32:15 For thus says the LORD of hosts, the God of Israel: Houses and fields and vineyards shall again be bought in this land.


1 Timothy 6:6-19
6:6 Of course, there is great gain in godliness combined with contentment;
6:7 for we brought nothing into the world, so that we can take nothing out of it;
6:8 but if we have food and clothing, we will be content with these.
6:9 But those who want to be rich fall into temptation and are trapped by many senseless and harmful desires that plunge people into ruin and destruction.
6:10 For the love of money is a root of all kinds of evil, and in their eagerness to be rich some have wandered away from the faith and pierced themselves with many pains.
6:11 But as for you, man of God, shun all this; pursue righteousness, godliness, faith, love, endurance, gentleness.
6:12 Fight the good fight of the faith; take hold of the eternal life, to which you were called and for which you made the good confession in the presence of many witnesses.
6:13 In the presence of God, who gives life to all things, and of Christ Jesus, who in his testimony before Pontius Pilate made the good confession, I charge you
6:14 to keep the commandment without spot or blame until the manifestation of our Lord Jesus Christ,
6:15 which he will bring about at the right time–he who is the blessed and only Sovereign, the King of kings and Lord of lords.
6:16 It is he alone who has immortality and dwells in unapproachable light, whom no one has ever seen or can see; to him be honor and eternal dominion.

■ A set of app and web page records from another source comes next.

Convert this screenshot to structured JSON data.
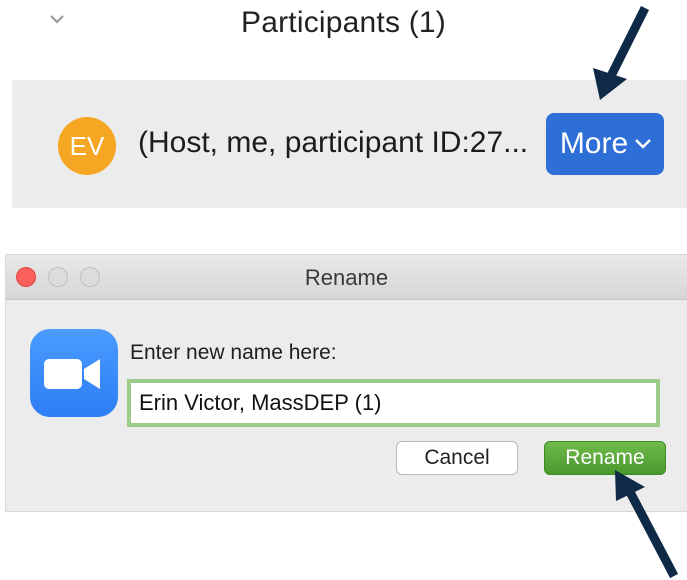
{
  "participants_panel": {
    "title": "Participants (1)",
    "collapse_icon": "chevron-down-icon",
    "participant": {
      "initials": "EV",
      "avatar_color": "#f5a623",
      "name": "(Host, me, participant ID:27..."
    },
    "more_button": {
      "label": "More",
      "icon": "chevron-down-icon",
      "color": "#2d6fd6"
    }
  },
  "rename_dialog": {
    "title": "Rename",
    "app_icon": "zoom-camera-icon",
    "prompt": "Enter new name here:",
    "name_value": "Erin Victor, MassDEP (1)",
    "cancel_label": "Cancel",
    "rename_label": "Rename",
    "rename_color": "#5aa83a"
  },
  "annotations": {
    "arrow_color": "#0e2a47"
  }
}
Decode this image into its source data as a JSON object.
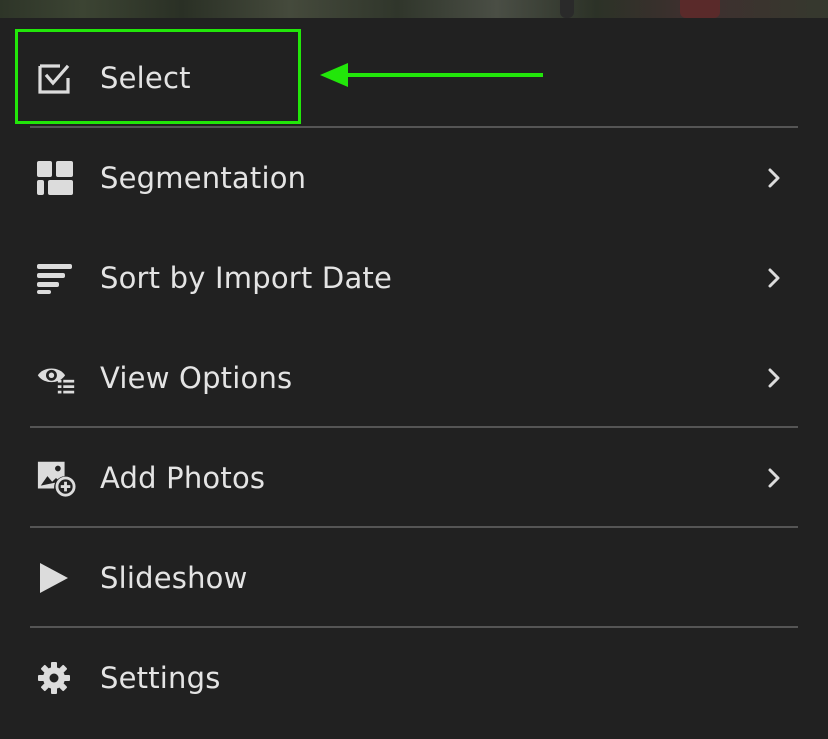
{
  "menu": {
    "items": [
      {
        "label": "Select",
        "icon": "checkbox-icon"
      },
      {
        "label": "Segmentation",
        "icon": "segmentation-grid-icon",
        "submenu": true
      },
      {
        "label": "Sort by Import Date",
        "icon": "sort-lines-icon",
        "submenu": true
      },
      {
        "label": "View Options",
        "icon": "eye-list-icon",
        "submenu": true
      },
      {
        "label": "Add Photos",
        "icon": "add-photo-icon",
        "submenu": true
      },
      {
        "label": "Slideshow",
        "icon": "play-icon"
      },
      {
        "label": "Settings",
        "icon": "gear-icon"
      }
    ]
  },
  "annotation": {
    "target": "Select",
    "color": "#22e60a"
  },
  "colors": {
    "background": "#212121",
    "text": "#e4e4e4",
    "icon": "#dcdcdc",
    "divider": "#555555"
  }
}
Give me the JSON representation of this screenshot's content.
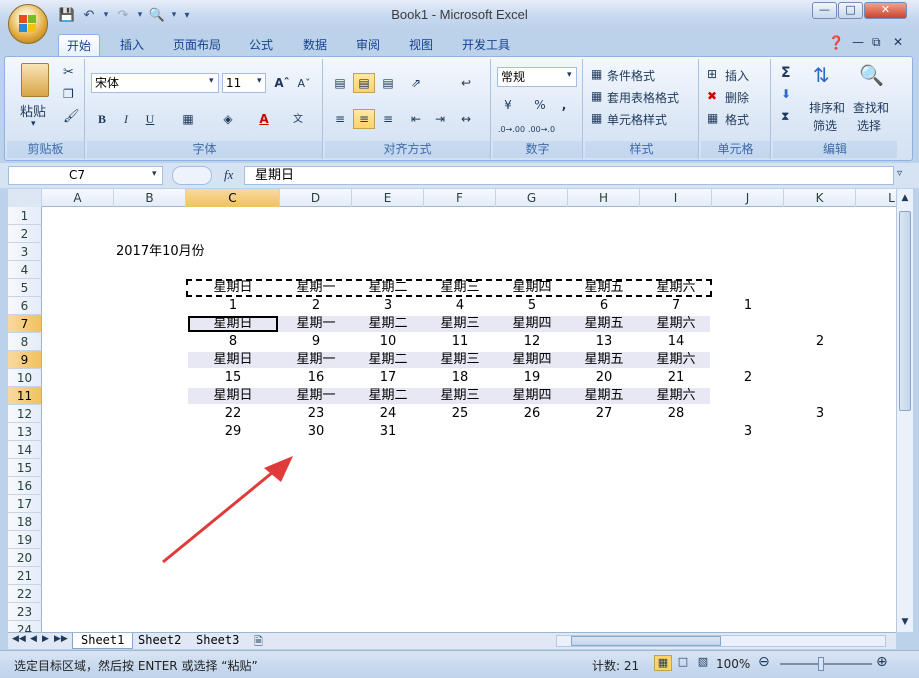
{
  "window": {
    "title": "Book1 - Microsoft Excel"
  },
  "tabs": [
    "开始",
    "插入",
    "页面布局",
    "公式",
    "数据",
    "审阅",
    "视图",
    "开发工具"
  ],
  "ribbon": {
    "clipboard": {
      "paste": "粘贴",
      "label": "剪贴板"
    },
    "font": {
      "name": "宋体",
      "size": "11",
      "bold": "B",
      "italic": "I",
      "underline": "U",
      "label": "字体"
    },
    "alignment": {
      "label": "对齐方式"
    },
    "number": {
      "format": "常规",
      "percent": "%",
      "comma": ",",
      "inc_decimal": ".0→.00",
      "dec_decimal": ".00→.0",
      "label": "数字"
    },
    "styles": {
      "conditional": "条件格式",
      "table": "套用表格格式",
      "cell": "单元格样式",
      "label": "样式"
    },
    "cells": {
      "insert": "插入",
      "delete": "删除",
      "format": "格式",
      "label": "单元格"
    },
    "editing": {
      "sum": "Σ",
      "sort": "排序和",
      "sort2": "筛选",
      "find": "查找和",
      "find2": "选择",
      "label": "编辑"
    }
  },
  "formula_bar": {
    "name_box": "C7",
    "fx": "fx",
    "content": "星期日"
  },
  "columns": [
    "A",
    "B",
    "C",
    "D",
    "E",
    "F",
    "G",
    "H",
    "I",
    "J",
    "K",
    "L"
  ],
  "selected_column": "C",
  "rows": [
    "1",
    "2",
    "3",
    "4",
    "5",
    "6",
    "7",
    "8",
    "9",
    "10",
    "11",
    "12",
    "13",
    "14",
    "15",
    "16",
    "17",
    "18",
    "19",
    "20",
    "21",
    "22",
    "23",
    "24"
  ],
  "selected_rows": [
    "7",
    "9",
    "11"
  ],
  "sheet": {
    "title_cell": "2017年10月份",
    "weekdays": [
      "星期日",
      "星期一",
      "星期二",
      "星期三",
      "星期四",
      "星期五",
      "星期六"
    ],
    "weeks": [
      [
        "1",
        "2",
        "3",
        "4",
        "5",
        "6",
        "7"
      ],
      [
        "8",
        "9",
        "10",
        "11",
        "12",
        "13",
        "14"
      ],
      [
        "15",
        "16",
        "17",
        "18",
        "19",
        "20",
        "21"
      ],
      [
        "22",
        "23",
        "24",
        "25",
        "26",
        "27",
        "28"
      ],
      [
        "29",
        "30",
        "31",
        "",
        "",
        "",
        ""
      ]
    ],
    "col_j": {
      "r6": "1",
      "r10": "2",
      "r13": "3"
    },
    "col_k": {
      "r8": "2",
      "r12": "3"
    }
  },
  "sheet_tabs": [
    "Sheet1",
    "Sheet2",
    "Sheet3"
  ],
  "status": {
    "message": "选定目标区域，然后按 ENTER 或选择 “粘贴”",
    "count": "计数: 21",
    "zoom": "100%"
  },
  "colors": {
    "accent": "#15428b",
    "selection": "#f1c15f",
    "arrow": "#e03b3b"
  }
}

Amen.
6:17 As for those who in the present age are rich, command them not to be haughty, or to set their hopes on the uncertainty of riches, but rather on God who richly provides us with everything for our enjoyment.

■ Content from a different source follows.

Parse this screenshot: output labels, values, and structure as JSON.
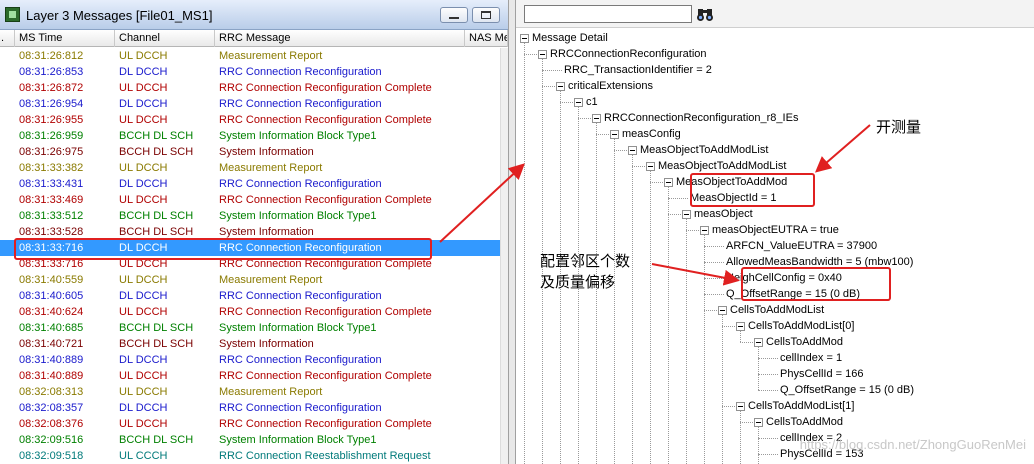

6:18 They are to do good, to be rich in good works, generous, and ready to share,
6:19 thus storing up for themselves the treasure of a good foundation for the future, so that they may take hold of the life that really is life.


Luke 16:19-31
16:19 “There was a rich man who was dressed in purple and fine linen and who feasted sumptuously every day.
16:20 And at his gate lay a poor man named Lazarus, covered with sores,
16:21 who longed to satisfy his hunger with what fell from the rich man’s table; even the dogs would come and lick his sores.
16:22 The poor man died and was carried away by the angels to be with Abraham. The rich man also died and was buried.
16:23 In Hades, where he was being tormented, he looked up and saw Abraham far away with Lazarus by his side.
16:24 He called out, ‘Father Abraham, have mercy on me, and send Lazarus to dip the tip of his finger in water and cool my tongue; for I am in agony in these flames.’
16:25 But Abraham said, ‘Child, remember that during your lifetime you received your good things, and Lazarus in like manner evil things; but now he is comforted here, and you are in agony.
16:26 Besides all this, between you and us a great chasm has been fixed, so that those who might want to pass from here to you cannot do so, and no one can cross from there to us.’
16:27 He said, ‘Then, father, I beg you to send him to my father’s house–
16:28 for I have five brothers–that he may warn them, so that they will not also come into this place of torment.’
16:29 Abraham replied, ‘They have Moses and the prophets; they should listen to them.’
16:30 He said, ‘No, father Abraham; but if someone goes to them from the dead, they will repent.’
16:31 He said to him, ‘If they do not listen to Moses and the prophets, neither will they be convinced even if someone rises from the dead.'”